It has also been shown that major tranquillizers are specific depressants of CAR while minor tranquillizers and hypnotics suppress this response only in lar­ger atonic doses. [3] ED 50 values of R-1230 and R-1946 in suppressing the CAR were more or less similar to that of chlorpro­mazine, while R-1945 had an ED 50 value several fold greater than these compounds. So compounds R-1230 and R­1N6 appeared more potent than R-1945 as CNS depressant and the character of CNS depression induced by these com­pounds could be classified pharmacologi­cally in same group as the major tran­quillizers.

These compounds in the doses tested could inhibit amphetamine induced hy­peractivity, R-1230, R-1946 being more potent inhibitors than R-1945.

A significant degree of protection was provided by R-1230 and R-1946 against aggregation toxicity in amphetamine treated mice.
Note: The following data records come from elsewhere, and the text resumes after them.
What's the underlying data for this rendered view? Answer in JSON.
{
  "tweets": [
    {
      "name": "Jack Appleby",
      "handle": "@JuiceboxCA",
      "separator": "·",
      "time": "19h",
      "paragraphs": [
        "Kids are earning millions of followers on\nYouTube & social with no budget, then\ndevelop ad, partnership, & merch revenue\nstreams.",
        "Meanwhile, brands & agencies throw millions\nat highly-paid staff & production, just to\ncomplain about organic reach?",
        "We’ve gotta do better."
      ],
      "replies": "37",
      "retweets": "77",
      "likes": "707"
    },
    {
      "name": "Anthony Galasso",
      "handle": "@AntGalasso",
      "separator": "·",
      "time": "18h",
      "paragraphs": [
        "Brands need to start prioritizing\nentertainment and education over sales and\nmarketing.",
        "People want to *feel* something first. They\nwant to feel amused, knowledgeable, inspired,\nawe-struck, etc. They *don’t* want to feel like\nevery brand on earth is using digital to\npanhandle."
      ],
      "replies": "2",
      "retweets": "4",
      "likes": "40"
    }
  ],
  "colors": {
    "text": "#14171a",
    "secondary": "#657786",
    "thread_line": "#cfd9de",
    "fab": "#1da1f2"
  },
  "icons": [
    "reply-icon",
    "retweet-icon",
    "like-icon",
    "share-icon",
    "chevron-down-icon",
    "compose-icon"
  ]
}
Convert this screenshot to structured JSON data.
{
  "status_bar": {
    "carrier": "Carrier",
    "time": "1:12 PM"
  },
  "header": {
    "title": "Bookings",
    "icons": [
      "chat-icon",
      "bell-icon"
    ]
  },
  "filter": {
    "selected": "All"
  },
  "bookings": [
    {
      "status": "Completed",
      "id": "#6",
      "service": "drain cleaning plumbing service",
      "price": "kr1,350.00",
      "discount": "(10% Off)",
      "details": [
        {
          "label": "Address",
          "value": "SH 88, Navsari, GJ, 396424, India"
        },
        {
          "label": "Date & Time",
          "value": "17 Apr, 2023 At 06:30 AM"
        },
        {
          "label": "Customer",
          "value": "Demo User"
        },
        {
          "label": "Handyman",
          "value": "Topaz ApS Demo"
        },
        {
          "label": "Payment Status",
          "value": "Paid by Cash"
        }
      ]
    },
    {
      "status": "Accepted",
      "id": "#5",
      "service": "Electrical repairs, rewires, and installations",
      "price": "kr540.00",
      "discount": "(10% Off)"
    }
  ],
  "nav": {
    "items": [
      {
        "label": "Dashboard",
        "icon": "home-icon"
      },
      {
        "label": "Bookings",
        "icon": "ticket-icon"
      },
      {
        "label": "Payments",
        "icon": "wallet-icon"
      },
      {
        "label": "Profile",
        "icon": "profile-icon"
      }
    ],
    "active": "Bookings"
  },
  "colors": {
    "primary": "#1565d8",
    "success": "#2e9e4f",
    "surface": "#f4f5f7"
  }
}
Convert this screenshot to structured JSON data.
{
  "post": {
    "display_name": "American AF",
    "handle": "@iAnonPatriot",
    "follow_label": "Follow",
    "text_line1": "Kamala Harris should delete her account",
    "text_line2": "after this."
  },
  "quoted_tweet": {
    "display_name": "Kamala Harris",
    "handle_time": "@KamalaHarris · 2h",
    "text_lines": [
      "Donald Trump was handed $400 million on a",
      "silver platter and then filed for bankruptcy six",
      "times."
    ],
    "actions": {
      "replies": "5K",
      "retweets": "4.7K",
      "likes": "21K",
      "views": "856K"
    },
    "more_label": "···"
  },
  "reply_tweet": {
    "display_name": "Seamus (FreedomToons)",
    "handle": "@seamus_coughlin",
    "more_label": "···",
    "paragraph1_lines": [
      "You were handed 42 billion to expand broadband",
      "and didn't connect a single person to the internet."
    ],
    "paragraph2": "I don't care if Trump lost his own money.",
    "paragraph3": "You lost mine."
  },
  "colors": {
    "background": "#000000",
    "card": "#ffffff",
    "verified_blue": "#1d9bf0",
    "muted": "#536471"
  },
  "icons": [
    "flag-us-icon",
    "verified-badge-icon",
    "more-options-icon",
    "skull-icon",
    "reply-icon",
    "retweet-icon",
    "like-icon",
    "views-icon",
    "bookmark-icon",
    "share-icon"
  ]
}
This protective effect and reduction in mortality is observed selec­tively with major tranquillizers and not with minor tranquillizers. [2] Compound R-1945 required larger doses to exert an equivalent action to the other two com­pounds. As far as protection against am­phetamine induced aggregation toxicity is concerned, Moore [8] has reported that chlorpromazine and phenoxybenzamine could afford protection; with former, no significant alteration with brain catechola­mines was seen while with latter, no al­teration in central excitatory effect of am­phetamine was observed. Thus it appears that both central and peripheral mechan­isms may be involved in causation of am­phetamine toxicity and the test com­pounds we have studied exert central ac­tivity like chlorpromazine and possibly some peripheral activity like phenoxyben­zamine.
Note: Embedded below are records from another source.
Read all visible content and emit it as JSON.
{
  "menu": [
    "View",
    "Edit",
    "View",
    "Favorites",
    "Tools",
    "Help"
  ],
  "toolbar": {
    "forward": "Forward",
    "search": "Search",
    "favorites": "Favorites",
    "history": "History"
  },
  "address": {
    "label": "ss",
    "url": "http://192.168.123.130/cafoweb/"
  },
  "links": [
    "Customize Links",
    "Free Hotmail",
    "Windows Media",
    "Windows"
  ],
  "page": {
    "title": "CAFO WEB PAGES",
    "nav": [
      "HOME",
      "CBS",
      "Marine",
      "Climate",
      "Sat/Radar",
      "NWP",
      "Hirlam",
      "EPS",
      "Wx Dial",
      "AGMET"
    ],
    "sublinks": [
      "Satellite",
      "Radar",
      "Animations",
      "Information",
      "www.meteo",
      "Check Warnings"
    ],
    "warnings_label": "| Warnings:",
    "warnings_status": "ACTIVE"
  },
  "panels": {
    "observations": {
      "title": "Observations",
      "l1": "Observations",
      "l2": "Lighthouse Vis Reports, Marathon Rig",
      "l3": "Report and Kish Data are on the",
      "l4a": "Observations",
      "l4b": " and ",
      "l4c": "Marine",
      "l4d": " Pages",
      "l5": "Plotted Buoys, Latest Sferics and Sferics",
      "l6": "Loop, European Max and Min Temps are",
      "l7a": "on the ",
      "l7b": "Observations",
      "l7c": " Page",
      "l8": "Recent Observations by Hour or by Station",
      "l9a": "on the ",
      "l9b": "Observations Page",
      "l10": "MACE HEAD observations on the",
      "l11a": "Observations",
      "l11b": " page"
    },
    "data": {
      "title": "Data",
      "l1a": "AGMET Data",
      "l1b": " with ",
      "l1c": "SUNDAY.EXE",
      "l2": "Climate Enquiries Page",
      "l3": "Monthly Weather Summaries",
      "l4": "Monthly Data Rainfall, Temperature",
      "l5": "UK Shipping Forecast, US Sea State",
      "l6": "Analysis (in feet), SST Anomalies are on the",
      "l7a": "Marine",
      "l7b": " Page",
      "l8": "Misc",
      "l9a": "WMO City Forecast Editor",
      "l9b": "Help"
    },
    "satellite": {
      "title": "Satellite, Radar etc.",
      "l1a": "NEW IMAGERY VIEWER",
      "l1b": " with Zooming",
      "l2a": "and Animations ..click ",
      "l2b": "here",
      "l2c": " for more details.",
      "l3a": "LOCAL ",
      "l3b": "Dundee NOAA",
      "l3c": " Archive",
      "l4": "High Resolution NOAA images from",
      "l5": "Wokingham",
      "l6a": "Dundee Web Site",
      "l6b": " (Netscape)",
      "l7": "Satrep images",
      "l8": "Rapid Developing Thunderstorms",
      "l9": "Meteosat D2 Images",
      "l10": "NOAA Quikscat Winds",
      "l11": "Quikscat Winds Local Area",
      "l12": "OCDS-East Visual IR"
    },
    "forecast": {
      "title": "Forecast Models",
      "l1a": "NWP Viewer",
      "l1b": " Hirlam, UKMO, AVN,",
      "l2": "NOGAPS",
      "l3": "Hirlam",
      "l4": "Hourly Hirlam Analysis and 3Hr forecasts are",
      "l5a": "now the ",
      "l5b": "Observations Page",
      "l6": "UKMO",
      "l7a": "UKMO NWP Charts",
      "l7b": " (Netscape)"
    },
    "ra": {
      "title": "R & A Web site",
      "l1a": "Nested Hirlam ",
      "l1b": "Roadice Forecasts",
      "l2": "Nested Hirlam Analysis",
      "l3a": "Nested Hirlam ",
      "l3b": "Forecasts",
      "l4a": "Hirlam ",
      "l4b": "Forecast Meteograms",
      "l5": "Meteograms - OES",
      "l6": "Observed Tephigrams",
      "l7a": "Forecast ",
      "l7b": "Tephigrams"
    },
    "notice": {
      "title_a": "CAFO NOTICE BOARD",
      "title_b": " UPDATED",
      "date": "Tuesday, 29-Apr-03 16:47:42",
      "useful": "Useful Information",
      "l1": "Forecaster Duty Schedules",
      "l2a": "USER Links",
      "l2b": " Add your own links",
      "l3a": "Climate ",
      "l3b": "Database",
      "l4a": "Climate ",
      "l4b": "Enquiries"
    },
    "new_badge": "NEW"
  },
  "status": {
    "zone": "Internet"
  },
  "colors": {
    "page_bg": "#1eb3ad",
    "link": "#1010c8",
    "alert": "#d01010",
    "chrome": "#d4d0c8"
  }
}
Since it was shown that R-1230 (Ortho­methoxyphenyl derivative) and R-1946 (Parafluorophenyl derivative) were more potent CNS depressants than R-1945 (Orthofluorophenyl derivative) it signi­fies that presence of methoxy or fluoro group within the drug molecule does not determine the activity but the position of these groups in drug molecule is re­sponsible for determining the degree of CNS depressant activity exerted by the compound.[Table 1]

 :: References Top

1.Borsy, J., Csanyi, E. and Lazar, I.: A method of assaying tranquillizing drugs based on the inhibition of orientational hypermotility. Arch. int. Pharmacodyn., 124: 180-190, 1960.  Back to cited text no. 1    
2.Burn, J. H. and Hobbs, R.: A test for tranquillizing drugs. Arch. int. Pharma­codyn., 113: 290-295, 1958.  Back to cited text no. 2    
3.Cook, L. and Weidley, E.: Effect of some psychopharmacological agents. Ann. N.Y. Acad. Sci., 66: 742-752, 1957.  Back to cited text no. 3    
4.Dadkar, N. K., Dadkar, Vaishali N., Deliwala, C. V. and Sheth, U. K.: Struc­ture activity relationship of disubstituted piperazine compounds. J. Postgrad. Med., 22: 66-75, 1976.  Back to cited text no. 4    
5.Dews, P. P.: The measurement of the influence of drugs on voluntary activity in mice. Brit. J. Pharmacol., 8: 46-48,1953.  Back to cited text no. 5    
6.Kinnard, W. J., Jr. and Carr, J.: A preliminary procedure for evaluation of central nervous system depressants. J. Pharmacol. expt. Ther., 121: 354-361,1957.  Back to cited text no. 6    
7.Litchfield, J. T., Jr. and Wilcoxon, F.: A simplified method of evaluating dose effect experiments. J. Pharmacol. exp. Ther., 96: 99-113, 1949.  Back to cited text no. 7    
8.Moore, K. E.: The role of endogenous norepinephrine in the toxicity of d-am­phetamine in aggregated mice. J. Phar­macol. exp. Ther., 144: 45-51, 1964.  Back to cited text no. 8    
9.Schlager, L. H.: Derivatives of vicinal trimethoxy benzene. Arzneimittal­Forsch., 13: 226-234, 1963.  Back to cited text no. 9    


  [Figure 1], [Figure 2], [Figure 3], [Figure 4], [Figure 5]

  [Table 1], [Table 2]


Print this article  Email this article
Previous article Next article
Online since 12th February '04
© 2004 - Journal of Postgraduate Medicine
Official Publication of the Staff Society of the Seth GS Medical College and KEM Hospital, Mumbai, India
Published by Wolters Kluwer - Medknow